His campaigns to promote the no-deal Brexit have made him famous and have included pro-Brexit coasters in his pubs and the replacement of various European products by British ones or from non-EU countries like Australia. “I wanted to show that everything you buy in the EU can be purchased in other parts of the world,” he recalls. Far from driving away the clientele, people like Peter, 77, took it sportily. “Personally, I don’t agree,” he says with a pint in his hand and another warming himself on a table at the JD Wetherspoon in Surrey Quays, southeast London. “But that’s not going to stop me from having a beer,” he says after two years resigned to the English Abbot Ale instead of the German brands he liked so much.

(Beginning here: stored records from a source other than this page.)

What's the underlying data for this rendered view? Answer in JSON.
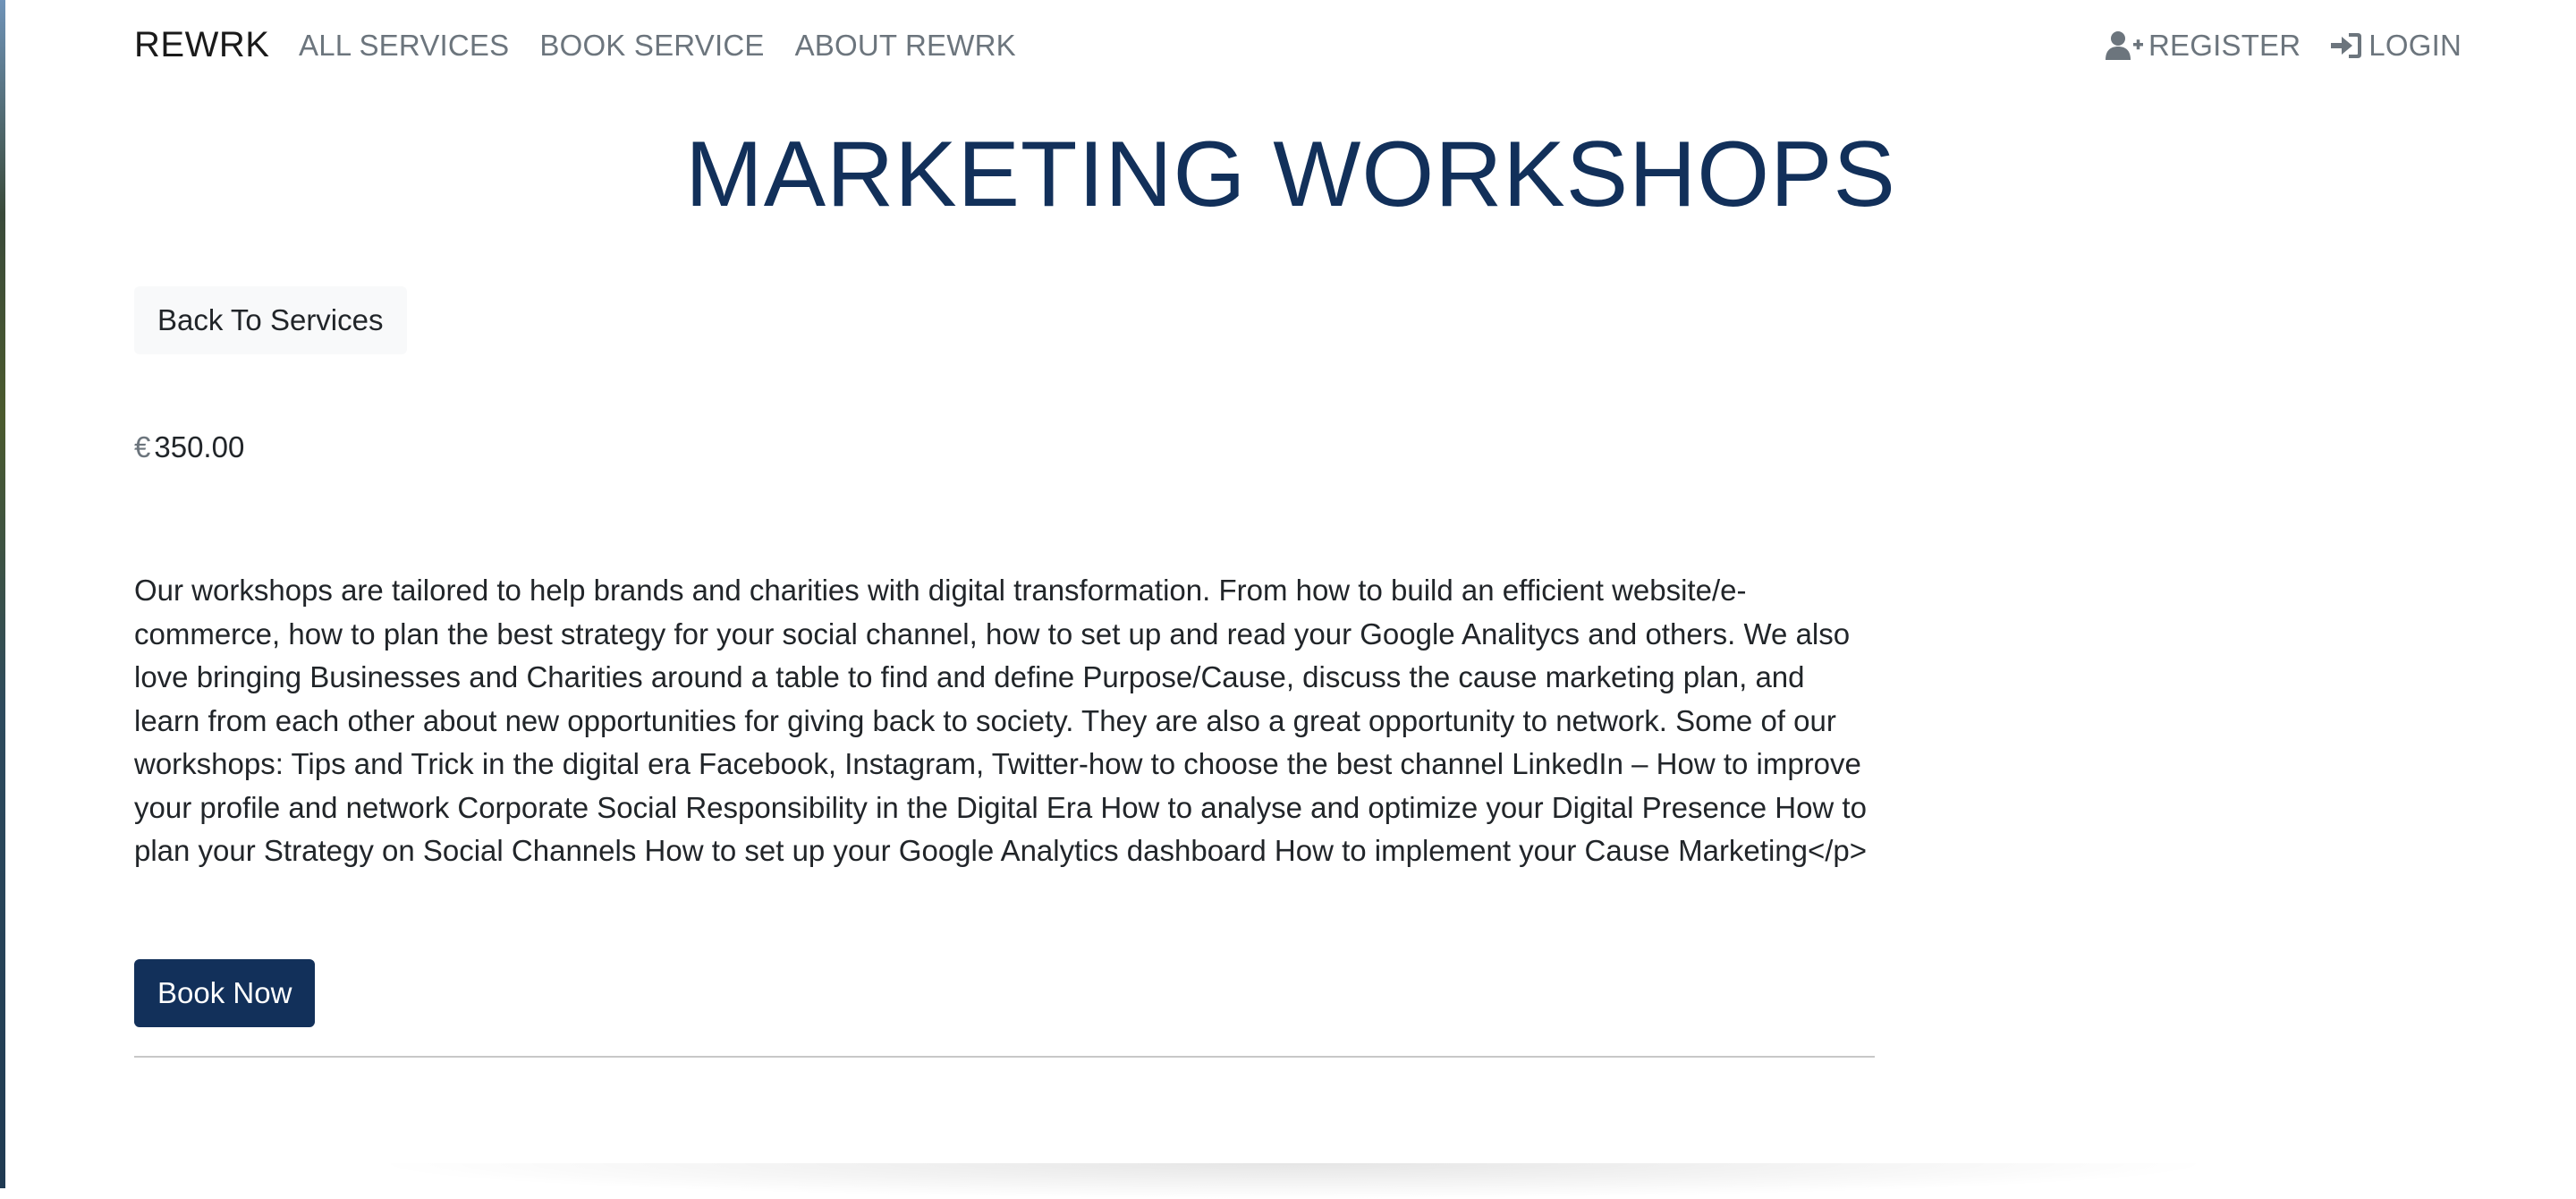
{
  "navbar": {
    "brand": "REWRK",
    "links": [
      {
        "label": "ALL SERVICES"
      },
      {
        "label": "BOOK SERVICE"
      },
      {
        "label": "ABOUT REWRK"
      }
    ],
    "register_label": "REGISTER",
    "login_label": "LOGIN",
    "register_icon": "user-plus-icon",
    "login_icon": "sign-in-icon"
  },
  "main": {
    "title": "MARKETING WORKSHOPS",
    "back_button_label": "Back To Services",
    "price_currency_icon": "euro-icon",
    "price_currency_symbol": "€",
    "price_value": "350.00",
    "description": "Our workshops are tailored to help brands and charities with digital transformation. From how to build an efficient website/e-commerce, how to plan the best strategy for your social channel, how to set up and read your Google Analitycs and others. We also love bringing Businesses and Charities around a table to find and define Purpose/Cause, discuss the cause marketing plan, and learn from each other about new opportunities for giving back to society. They are also a great opportunity to network. Some of our workshops: Tips and Trick in the digital era Facebook, Instagram, Twitter-how to choose the best channel LinkedIn – How to improve your profile and network Corporate Social Responsibility in the Digital Era How to analyse and optimize your Digital Presence How to plan your Strategy on Social Channels How to set up your Google Analytics dashboard How to implement your Cause Marketing</p>",
    "book_button_label": "Book Now"
  },
  "colors": {
    "primary": "#12305a",
    "nav_text": "#6c757d",
    "body_text": "#212529",
    "back_button_bg": "#f8f9fa"
  }
}
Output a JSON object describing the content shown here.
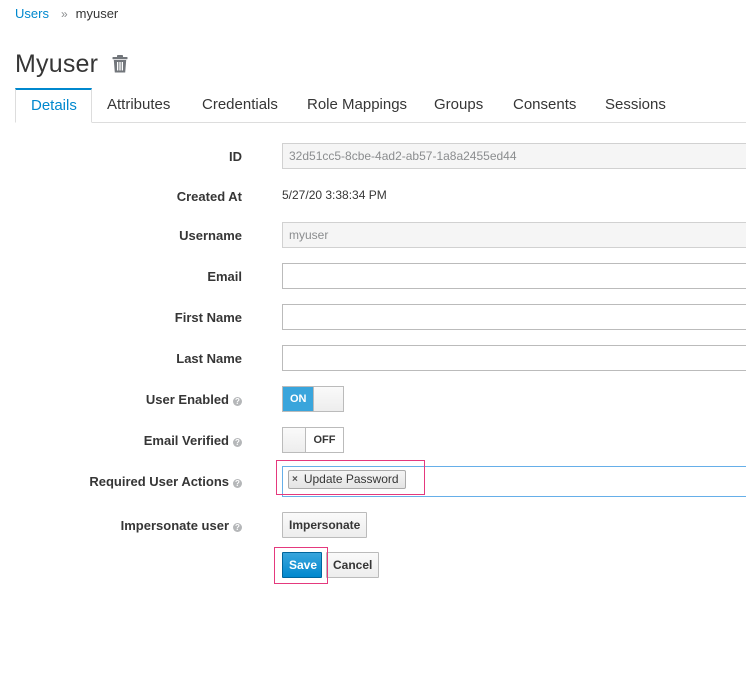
{
  "breadcrumb": {
    "parent": "Users",
    "separator": "»",
    "current": "myuser"
  },
  "page": {
    "title": "Myuser"
  },
  "tabs": [
    {
      "label": "Details",
      "active": true
    },
    {
      "label": "Attributes"
    },
    {
      "label": "Credentials"
    },
    {
      "label": "Role Mappings"
    },
    {
      "label": "Groups"
    },
    {
      "label": "Consents"
    },
    {
      "label": "Sessions"
    }
  ],
  "form": {
    "id": {
      "label": "ID",
      "value": "32d51cc5-8cbe-4ad2-ab57-1a8a2455ed44"
    },
    "created_at": {
      "label": "Created At",
      "value": "5/27/20 3:38:34 PM"
    },
    "username": {
      "label": "Username",
      "value": "myuser"
    },
    "email": {
      "label": "Email",
      "value": ""
    },
    "first_name": {
      "label": "First Name",
      "value": ""
    },
    "last_name": {
      "label": "Last Name",
      "value": ""
    },
    "user_enabled": {
      "label": "User Enabled",
      "state": "ON"
    },
    "email_verified": {
      "label": "Email Verified",
      "state": "OFF"
    },
    "required_actions": {
      "label": "Required User Actions",
      "selected": [
        "Update Password"
      ],
      "remove_glyph": "×"
    },
    "impersonate": {
      "label": "Impersonate user",
      "button": "Impersonate"
    }
  },
  "help_glyph": "?",
  "actions": {
    "save": "Save",
    "cancel": "Cancel"
  },
  "colors": {
    "accent": "#0088ce",
    "switch_on": "#39a5dc",
    "highlight": "#e4397d"
  }
}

On the terrace, Steve, a 63-year-old retired truck driver, claims to be a faithful reader of the editorials Martin writes for the magazine that accompanies each table. “I think some of his opinions are very correct about what is happening today,” he says while downing a beer from San Miguel, which will be followed by two glasses of Canadian whiskey without ice. “He’s doing a good job and keeping everyone employed.”

Criticisms of Johnson

Actually, JD Wetherspoon has announced 450 layoffs due to the economic impact of covid-19. The firm had a turnover of 1,818 million pounds (about 2,005 million euros) in the fiscal year that ended in July 2019, with profits of 72.78 million (about 80.27 million euros). 7.4% and 9.1% more than the previous year, respectively. But the lockdown and the restrictions that followed have turned the tide, posting losses of 50 million pounds (55 million euros) in the year that ended last July, according to Martin. “I am concerned about regulations such as having to close at ten at night or limiting groups to six people. But, above all, I am concerned about the level of fear of the virus, “he said before the confinement announced for the entire month of November was known.

While supporting Boris Johnson in his Brexit steps, he disapproves of his handling of the pandemic: “I think what the government has done in the UK has greatly increased the level of anxiety about health, and recovering from that can take a long time”. In his latest editorial, entitled The Ice Swedes are right, he praises the measures taken by Sweden, which he defines as not closing deals, washing hands and keeping a safe distance.

Martin also has his own detractors. At the beginning of the confinement he was criticized for suggesting to his staff that they accept positions in supermarkets because the state aid would take time to arrive and JD Wetherspoon was not going to advance them out of his pocket. But the most common accusations he receives are that of paying low wages and not thinking about how his European employees might feel about the chain’s pro-Brexit stance. He insists that leaving the EU is a question of democracy and not xenophobia. “I think we should have a liberal immigration policy. I want all unemployed Spaniards to move to the UK to work in Wetherspoon when the pandemic ends, ”he says. Although, after a brief silence, he chooses to keep his back: “I’m joking, of course.”


elpais.com